* **WORK TO BE COMPLETED**:
Look through the material beneath and copy each line with the word "average".

* **MATERIAL PROVIDED**:

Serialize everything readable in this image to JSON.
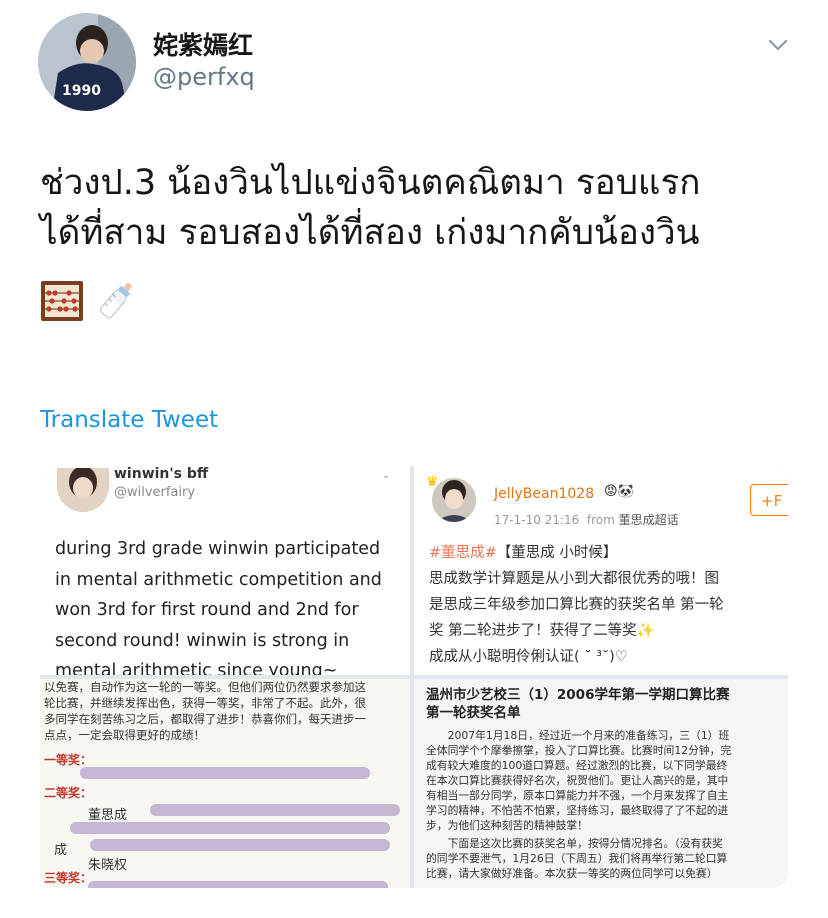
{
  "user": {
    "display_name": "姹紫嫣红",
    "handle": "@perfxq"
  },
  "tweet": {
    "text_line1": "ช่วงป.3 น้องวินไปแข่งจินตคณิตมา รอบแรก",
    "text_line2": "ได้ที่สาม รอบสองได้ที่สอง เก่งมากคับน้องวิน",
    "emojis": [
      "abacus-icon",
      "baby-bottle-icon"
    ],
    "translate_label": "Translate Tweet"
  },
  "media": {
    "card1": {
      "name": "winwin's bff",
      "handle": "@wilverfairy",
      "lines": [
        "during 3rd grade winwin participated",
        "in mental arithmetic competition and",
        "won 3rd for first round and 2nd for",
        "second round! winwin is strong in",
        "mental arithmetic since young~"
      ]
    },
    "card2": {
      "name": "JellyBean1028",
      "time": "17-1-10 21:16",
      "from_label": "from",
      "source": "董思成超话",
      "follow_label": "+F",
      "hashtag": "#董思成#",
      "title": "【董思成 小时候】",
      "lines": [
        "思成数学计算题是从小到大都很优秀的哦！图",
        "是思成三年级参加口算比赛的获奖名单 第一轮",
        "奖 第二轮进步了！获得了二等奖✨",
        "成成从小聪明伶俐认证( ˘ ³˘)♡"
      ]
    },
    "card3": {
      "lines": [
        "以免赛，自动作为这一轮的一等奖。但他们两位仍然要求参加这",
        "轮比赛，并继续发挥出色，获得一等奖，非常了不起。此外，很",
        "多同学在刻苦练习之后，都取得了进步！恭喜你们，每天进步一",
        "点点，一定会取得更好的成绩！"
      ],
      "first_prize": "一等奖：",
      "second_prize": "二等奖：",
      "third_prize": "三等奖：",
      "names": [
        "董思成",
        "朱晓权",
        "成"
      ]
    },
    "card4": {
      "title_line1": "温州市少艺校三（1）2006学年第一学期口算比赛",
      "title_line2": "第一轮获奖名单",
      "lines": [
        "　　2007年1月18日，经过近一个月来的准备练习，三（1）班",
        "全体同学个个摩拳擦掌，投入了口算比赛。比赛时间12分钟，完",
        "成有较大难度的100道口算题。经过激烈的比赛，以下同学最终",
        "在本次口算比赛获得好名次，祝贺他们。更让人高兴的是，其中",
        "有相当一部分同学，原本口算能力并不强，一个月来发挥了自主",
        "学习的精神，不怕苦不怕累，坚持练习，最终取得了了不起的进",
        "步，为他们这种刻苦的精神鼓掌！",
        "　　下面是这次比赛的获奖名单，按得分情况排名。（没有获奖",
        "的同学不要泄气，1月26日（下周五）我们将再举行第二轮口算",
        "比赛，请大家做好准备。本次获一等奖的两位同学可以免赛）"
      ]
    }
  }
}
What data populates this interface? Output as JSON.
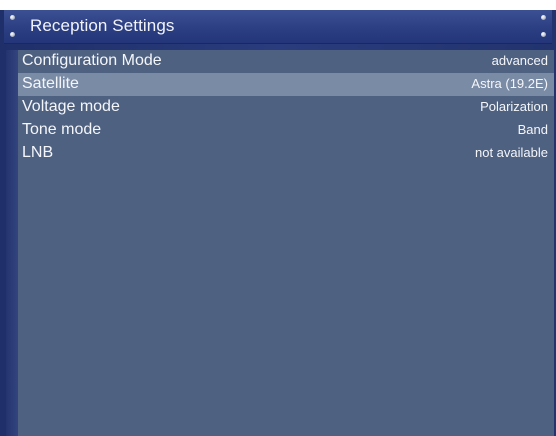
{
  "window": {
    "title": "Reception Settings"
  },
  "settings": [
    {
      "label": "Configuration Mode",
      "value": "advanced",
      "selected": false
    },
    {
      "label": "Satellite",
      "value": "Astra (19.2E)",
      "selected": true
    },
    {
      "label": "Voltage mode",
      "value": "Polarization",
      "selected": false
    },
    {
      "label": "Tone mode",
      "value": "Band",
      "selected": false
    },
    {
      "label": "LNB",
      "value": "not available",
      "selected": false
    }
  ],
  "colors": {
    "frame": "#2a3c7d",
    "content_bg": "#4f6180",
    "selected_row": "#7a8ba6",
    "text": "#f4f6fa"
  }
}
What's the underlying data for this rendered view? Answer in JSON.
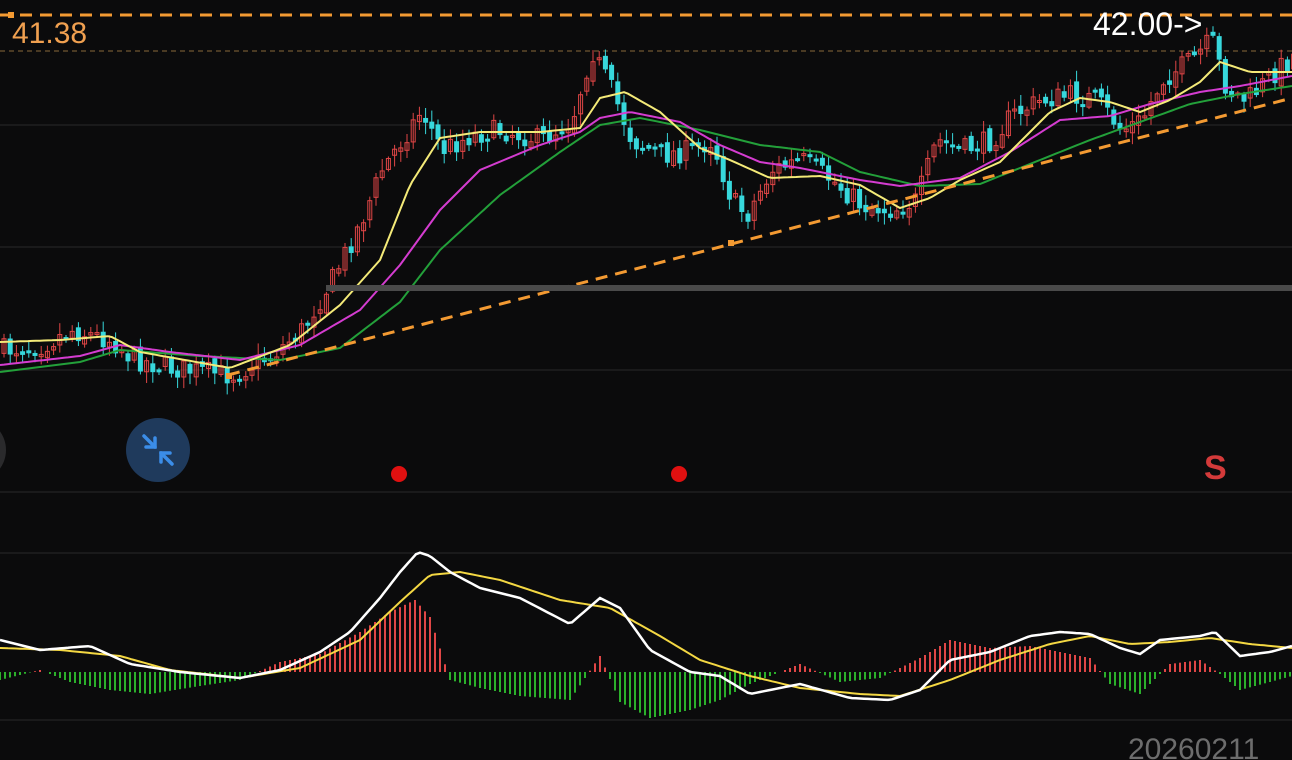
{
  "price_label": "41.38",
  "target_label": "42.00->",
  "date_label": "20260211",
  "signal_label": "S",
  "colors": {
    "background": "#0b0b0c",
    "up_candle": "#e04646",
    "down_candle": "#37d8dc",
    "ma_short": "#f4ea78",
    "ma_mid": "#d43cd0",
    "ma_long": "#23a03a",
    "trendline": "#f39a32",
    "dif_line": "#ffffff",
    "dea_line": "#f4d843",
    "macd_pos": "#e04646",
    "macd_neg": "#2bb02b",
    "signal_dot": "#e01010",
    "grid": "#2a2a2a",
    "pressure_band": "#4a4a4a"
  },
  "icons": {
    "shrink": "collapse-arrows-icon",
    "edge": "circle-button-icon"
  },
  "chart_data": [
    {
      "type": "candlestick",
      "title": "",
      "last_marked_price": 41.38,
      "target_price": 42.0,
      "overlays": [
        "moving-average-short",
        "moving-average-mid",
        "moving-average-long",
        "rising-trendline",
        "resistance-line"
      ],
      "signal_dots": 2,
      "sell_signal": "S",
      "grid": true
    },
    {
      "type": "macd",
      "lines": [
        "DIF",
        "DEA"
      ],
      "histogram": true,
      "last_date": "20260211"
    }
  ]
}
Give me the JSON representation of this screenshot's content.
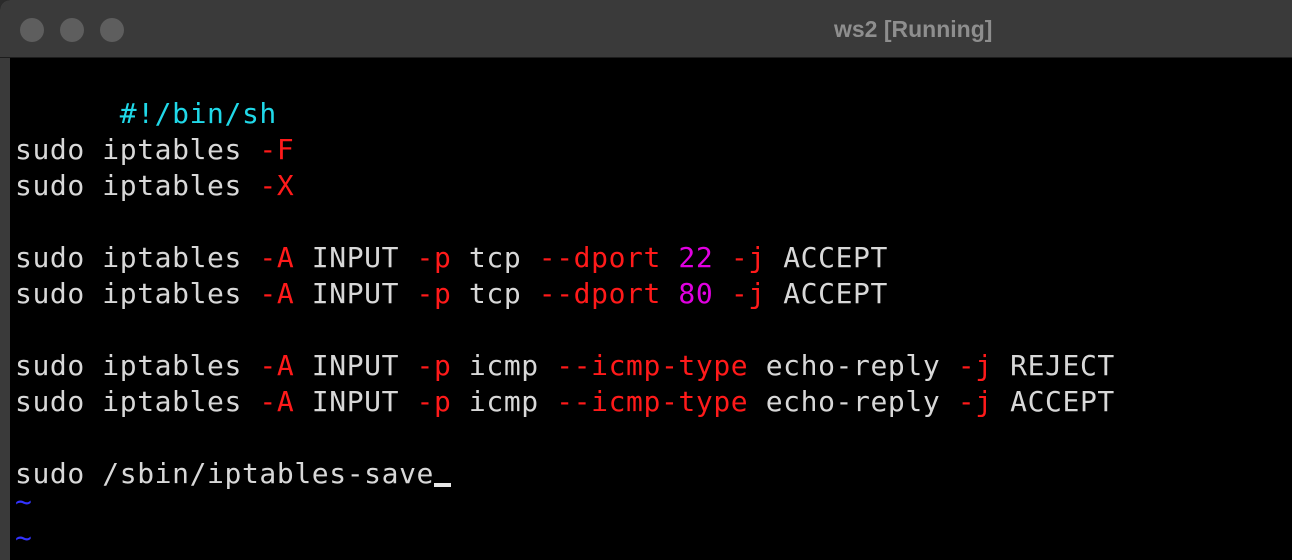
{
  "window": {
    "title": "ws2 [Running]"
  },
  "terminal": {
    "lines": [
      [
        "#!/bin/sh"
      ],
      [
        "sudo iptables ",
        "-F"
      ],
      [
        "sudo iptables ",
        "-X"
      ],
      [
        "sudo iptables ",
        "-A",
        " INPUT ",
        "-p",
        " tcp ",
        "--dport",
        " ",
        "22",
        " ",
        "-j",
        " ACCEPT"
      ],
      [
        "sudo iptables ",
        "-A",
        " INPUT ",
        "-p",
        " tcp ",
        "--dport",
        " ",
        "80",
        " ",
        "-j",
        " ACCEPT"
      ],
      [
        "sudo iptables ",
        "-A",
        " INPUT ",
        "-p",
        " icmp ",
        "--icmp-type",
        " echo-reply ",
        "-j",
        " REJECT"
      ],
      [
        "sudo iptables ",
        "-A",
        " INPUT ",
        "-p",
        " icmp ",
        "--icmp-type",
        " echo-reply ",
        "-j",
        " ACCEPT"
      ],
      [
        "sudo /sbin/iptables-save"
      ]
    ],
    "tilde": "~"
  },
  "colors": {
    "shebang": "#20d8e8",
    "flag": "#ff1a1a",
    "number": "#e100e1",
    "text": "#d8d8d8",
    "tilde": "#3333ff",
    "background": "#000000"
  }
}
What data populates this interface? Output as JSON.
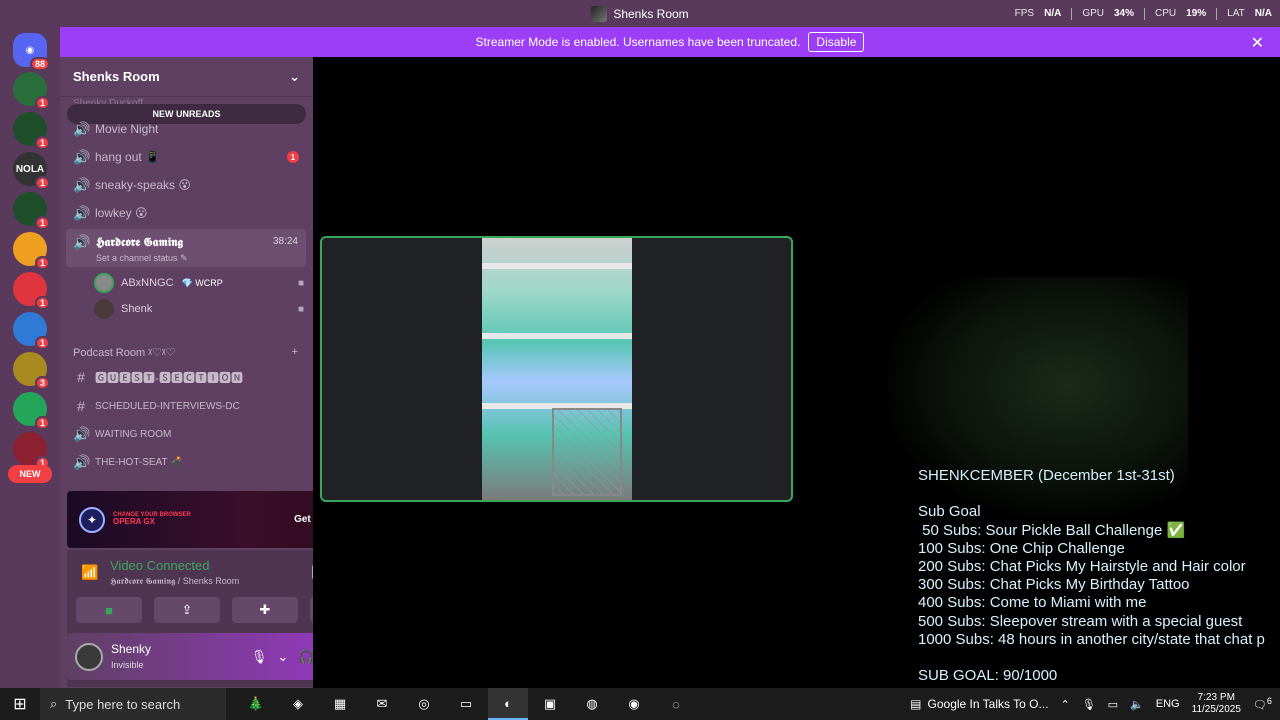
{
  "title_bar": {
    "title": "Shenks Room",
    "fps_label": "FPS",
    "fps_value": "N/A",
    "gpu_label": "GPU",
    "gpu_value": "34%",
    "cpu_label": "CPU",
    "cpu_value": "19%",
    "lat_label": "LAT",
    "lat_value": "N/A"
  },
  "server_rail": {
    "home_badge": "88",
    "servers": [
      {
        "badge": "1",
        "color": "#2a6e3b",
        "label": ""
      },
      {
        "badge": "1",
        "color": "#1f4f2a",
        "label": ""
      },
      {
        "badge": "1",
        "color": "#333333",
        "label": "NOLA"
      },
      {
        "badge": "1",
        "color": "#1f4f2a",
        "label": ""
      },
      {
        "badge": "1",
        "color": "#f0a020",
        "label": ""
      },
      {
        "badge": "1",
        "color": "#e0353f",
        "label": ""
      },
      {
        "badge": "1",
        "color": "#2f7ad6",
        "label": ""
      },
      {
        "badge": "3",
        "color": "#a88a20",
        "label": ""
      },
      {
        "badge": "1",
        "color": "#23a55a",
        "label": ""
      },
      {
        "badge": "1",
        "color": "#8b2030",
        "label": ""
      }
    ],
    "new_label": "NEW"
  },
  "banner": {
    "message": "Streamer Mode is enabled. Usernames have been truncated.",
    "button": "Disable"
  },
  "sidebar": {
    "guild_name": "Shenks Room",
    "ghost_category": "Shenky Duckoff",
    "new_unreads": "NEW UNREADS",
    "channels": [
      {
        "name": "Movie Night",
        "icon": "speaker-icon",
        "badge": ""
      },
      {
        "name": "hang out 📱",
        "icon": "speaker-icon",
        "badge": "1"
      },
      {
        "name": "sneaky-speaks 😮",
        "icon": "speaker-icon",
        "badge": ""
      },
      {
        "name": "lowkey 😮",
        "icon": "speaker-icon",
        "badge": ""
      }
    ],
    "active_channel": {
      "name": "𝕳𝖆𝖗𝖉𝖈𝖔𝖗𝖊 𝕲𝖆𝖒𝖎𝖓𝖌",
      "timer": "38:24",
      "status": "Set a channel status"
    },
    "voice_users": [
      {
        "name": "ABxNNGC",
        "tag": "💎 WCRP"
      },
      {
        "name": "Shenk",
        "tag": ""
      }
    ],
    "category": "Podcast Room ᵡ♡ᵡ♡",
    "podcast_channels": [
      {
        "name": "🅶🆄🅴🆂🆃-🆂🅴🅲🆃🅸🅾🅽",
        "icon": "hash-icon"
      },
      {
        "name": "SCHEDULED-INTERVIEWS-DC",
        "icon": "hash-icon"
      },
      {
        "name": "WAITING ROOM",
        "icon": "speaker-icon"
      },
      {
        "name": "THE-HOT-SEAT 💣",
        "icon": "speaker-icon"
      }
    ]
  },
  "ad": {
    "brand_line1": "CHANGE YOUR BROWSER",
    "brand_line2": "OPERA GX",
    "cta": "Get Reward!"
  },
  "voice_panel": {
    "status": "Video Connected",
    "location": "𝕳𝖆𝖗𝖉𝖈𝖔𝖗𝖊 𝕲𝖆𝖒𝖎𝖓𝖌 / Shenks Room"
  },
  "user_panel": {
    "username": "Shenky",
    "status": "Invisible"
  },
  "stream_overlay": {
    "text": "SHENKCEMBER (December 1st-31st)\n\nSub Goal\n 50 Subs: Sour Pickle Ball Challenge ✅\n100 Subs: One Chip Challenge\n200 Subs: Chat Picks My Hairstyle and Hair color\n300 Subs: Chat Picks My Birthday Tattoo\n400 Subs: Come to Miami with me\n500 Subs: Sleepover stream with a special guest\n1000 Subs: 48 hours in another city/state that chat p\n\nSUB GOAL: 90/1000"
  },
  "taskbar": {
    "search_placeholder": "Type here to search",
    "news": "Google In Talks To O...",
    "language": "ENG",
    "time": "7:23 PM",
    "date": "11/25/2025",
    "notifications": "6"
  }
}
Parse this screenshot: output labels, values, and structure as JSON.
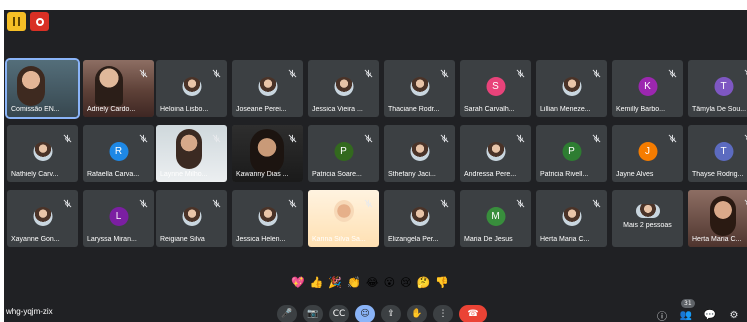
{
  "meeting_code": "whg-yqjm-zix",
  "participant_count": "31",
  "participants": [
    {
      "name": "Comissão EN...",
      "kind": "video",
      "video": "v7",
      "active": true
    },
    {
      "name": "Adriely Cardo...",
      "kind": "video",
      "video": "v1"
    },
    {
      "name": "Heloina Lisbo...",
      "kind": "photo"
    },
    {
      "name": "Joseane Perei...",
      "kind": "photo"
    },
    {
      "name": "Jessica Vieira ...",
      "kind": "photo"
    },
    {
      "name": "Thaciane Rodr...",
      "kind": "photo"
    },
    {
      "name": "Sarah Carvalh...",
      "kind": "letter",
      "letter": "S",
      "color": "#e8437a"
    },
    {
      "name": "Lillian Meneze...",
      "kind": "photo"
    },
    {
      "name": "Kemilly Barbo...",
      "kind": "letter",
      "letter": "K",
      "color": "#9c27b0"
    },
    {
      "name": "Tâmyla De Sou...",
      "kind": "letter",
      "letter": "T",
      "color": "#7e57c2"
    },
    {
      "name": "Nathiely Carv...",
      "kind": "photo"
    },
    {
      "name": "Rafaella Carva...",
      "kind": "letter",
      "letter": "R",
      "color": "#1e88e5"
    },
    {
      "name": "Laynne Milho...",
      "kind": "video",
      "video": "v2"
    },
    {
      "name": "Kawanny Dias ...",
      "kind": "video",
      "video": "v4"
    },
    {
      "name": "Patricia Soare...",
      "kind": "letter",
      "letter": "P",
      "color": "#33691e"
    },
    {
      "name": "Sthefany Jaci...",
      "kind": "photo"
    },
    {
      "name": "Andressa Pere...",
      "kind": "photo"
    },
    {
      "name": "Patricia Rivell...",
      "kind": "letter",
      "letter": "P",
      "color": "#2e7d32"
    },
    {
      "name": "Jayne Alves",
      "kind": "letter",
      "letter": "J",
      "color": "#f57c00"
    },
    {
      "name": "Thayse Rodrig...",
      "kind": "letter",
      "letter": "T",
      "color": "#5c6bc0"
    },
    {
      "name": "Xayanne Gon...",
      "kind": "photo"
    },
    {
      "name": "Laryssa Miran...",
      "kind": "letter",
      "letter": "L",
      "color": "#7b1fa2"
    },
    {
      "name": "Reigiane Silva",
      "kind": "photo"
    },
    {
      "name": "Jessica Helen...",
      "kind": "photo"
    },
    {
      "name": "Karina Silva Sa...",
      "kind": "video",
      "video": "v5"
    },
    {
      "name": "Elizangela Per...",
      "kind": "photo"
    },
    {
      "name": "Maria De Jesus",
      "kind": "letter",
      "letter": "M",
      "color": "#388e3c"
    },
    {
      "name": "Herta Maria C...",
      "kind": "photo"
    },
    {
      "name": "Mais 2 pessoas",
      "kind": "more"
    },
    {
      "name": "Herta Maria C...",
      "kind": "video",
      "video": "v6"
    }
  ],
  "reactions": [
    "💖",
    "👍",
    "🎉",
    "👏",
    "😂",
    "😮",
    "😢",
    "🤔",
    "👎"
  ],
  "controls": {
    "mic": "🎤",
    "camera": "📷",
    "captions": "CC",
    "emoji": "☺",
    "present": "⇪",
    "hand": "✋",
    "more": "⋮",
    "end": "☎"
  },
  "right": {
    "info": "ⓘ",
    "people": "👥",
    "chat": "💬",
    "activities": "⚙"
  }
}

* **ANSWER TO THIS TASK**:
        "moving-average-short",
        "moving-average-mid",
        "moving-average-long",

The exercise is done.